- Exercise goal -
Repeat every record below exactly, but leave out any pictures.

Element data from apps and pages:
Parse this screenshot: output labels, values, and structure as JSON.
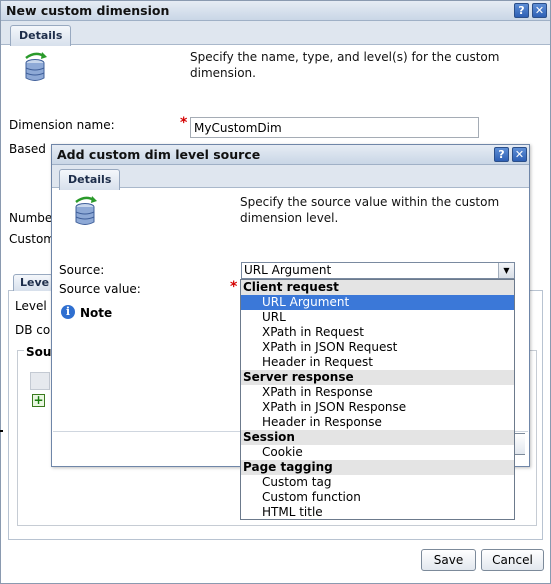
{
  "outer": {
    "title": "New custom dimension",
    "tab_details": "Details",
    "description_line1": "Specify the name, type, and level(s) for the custom",
    "description_line2": "dimension.",
    "dimension_name_label": "Dimension name:",
    "dimension_name_value": "MyCustomDim",
    "based_label_partial": "Based",
    "number_label_partial": "Numbe",
    "custom_label_partial": "Custom",
    "levels_tab_partial": "Leve",
    "level_label_partial": "Level",
    "db_label_partial": "DB co",
    "source_fieldset_partial": "Sou",
    "save_button": "Save",
    "cancel_button": "Cancel"
  },
  "inner": {
    "title": "Add custom dim level source",
    "tab_details": "Details",
    "description_line1": "Specify the source value within the custom",
    "description_line2": "dimension level.",
    "source_label": "Source:",
    "source_selected": "URL Argument",
    "source_value_label": "Source value:",
    "note_label": "Note"
  },
  "dropdown": {
    "groups": [
      {
        "label": "Client request",
        "options": [
          "URL Argument",
          "URL",
          "XPath in Request",
          "XPath in JSON Request",
          "Header in Request"
        ]
      },
      {
        "label": "Server response",
        "options": [
          "XPath in Response",
          "XPath in JSON Response",
          "Header in Response"
        ]
      },
      {
        "label": "Session",
        "options": [
          "Cookie"
        ]
      },
      {
        "label": "Page tagging",
        "options": [
          "Custom tag",
          "Custom function",
          "HTML title"
        ]
      }
    ],
    "selected": "URL Argument"
  },
  "icons": {
    "help": "help-icon",
    "close": "close-icon",
    "database": "database-refresh-icon",
    "info": "info-icon",
    "add": "add-icon",
    "dropdown": "chevron-down-icon"
  },
  "colors": {
    "selection": "#3b78d8",
    "required": "#d40000",
    "group_bg": "#e4e4e4",
    "title_bar": "#c9d6e6"
  }
}
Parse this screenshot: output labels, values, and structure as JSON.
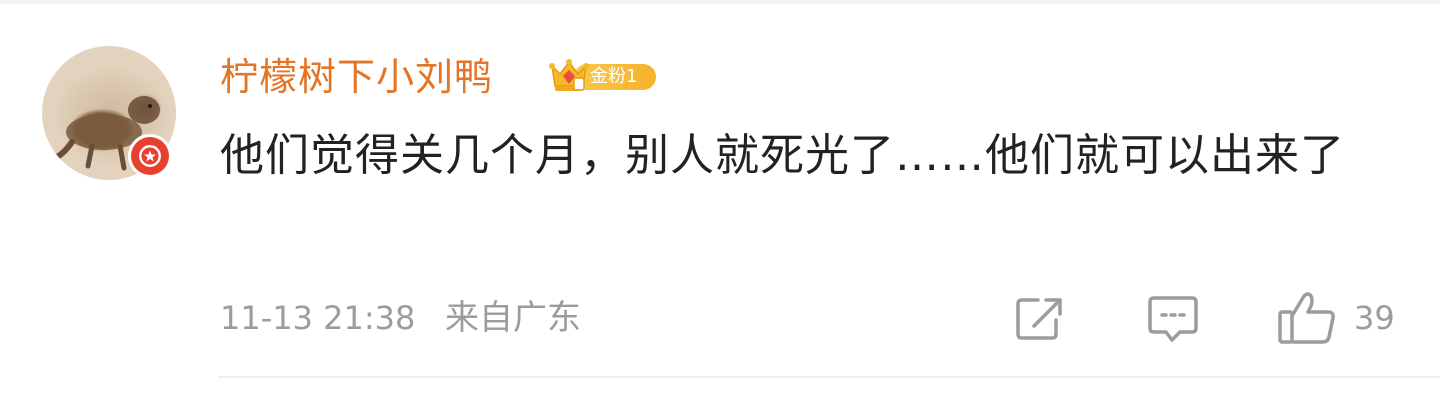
{
  "comment": {
    "username": "柠檬树下小刘鸭",
    "fan_badge": {
      "label": "金粉1",
      "icon": "crown-icon",
      "color": "#f5b22c"
    },
    "avatar_badge_icon": "red-star-icon",
    "text": "他们觉得关几个月，别人就死光了……他们就可以出来了",
    "timestamp": "11-13 21:38",
    "location": "来自广东",
    "actions": {
      "share_icon": "share-icon",
      "reply_icon": "comment-icon",
      "like_icon": "thumbs-up-icon",
      "like_count": "39"
    }
  },
  "colors": {
    "username": "#e57526",
    "text": "#222222",
    "meta": "#9c9c9c",
    "badge_red": "#e8402e"
  }
}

- Output -
Parse this screenshot: output labels, values, and structure as JSON.
{
  "outer": {
    "title": "New custom dimension",
    "tab_details": "Details",
    "description_line1": "Specify the name, type, and level(s) for the custom",
    "description_line2": "dimension.",
    "dimension_name_label": "Dimension name:",
    "dimension_name_value": "MyCustomDim",
    "based_label_partial": "Based",
    "number_label_partial": "Numbe",
    "custom_label_partial": "Custom",
    "levels_tab_partial": "Leve",
    "level_label_partial": "Level",
    "db_label_partial": "DB co",
    "source_fieldset_partial": "Sou",
    "save_button": "Save",
    "cancel_button": "Cancel"
  },
  "inner": {
    "title": "Add custom dim level source",
    "tab_details": "Details",
    "description_line1": "Specify the source value within the custom",
    "description_line2": "dimension level.",
    "source_label": "Source:",
    "source_selected": "URL Argument",
    "source_value_label": "Source value:",
    "note_label": "Note"
  },
  "dropdown": {
    "groups": [
      {
        "label": "Client request",
        "options": [
          "URL Argument",
          "URL",
          "XPath in Request",
          "XPath in JSON Request",
          "Header in Request"
        ]
      },
      {
        "label": "Server response",
        "options": [
          "XPath in Response",
          "XPath in JSON Response",
          "Header in Response"
        ]
      },
      {
        "label": "Session",
        "options": [
          "Cookie"
        ]
      },
      {
        "label": "Page tagging",
        "options": [
          "Custom tag",
          "Custom function",
          "HTML title"
        ]
      }
    ],
    "selected": "URL Argument"
  },
  "icons": {
    "help": "help-icon",
    "close": "close-icon",
    "database": "database-refresh-icon",
    "info": "info-icon",
    "add": "add-icon",
    "dropdown": "chevron-down-icon"
  },
  "colors": {
    "selection": "#3b78d8",
    "required": "#d40000",
    "group_bg": "#e4e4e4",
    "title_bar": "#c9d6e6"
  }
}
Parse this screenshot: output labels, values, and structure as JSON.
{
  "comment": {
    "username": "柠檬树下小刘鸭",
    "fan_badge": {
      "label": "金粉1",
      "icon": "crown-icon",
      "color": "#f5b22c"
    },
    "avatar_badge_icon": "red-star-icon",
    "text": "他们觉得关几个月，别人就死光了……他们就可以出来了",
    "timestamp": "11-13 21:38",
    "location": "来自广东",
    "actions": {
      "share_icon": "share-icon",
      "reply_icon": "comment-icon",
      "like_icon": "thumbs-up-icon",
      "like_count": "39"
    }
  },
  "colors": {
    "username": "#e57526",
    "text": "#222222",
    "meta": "#9c9c9c",
    "badge_red": "#e8402e"
  }
}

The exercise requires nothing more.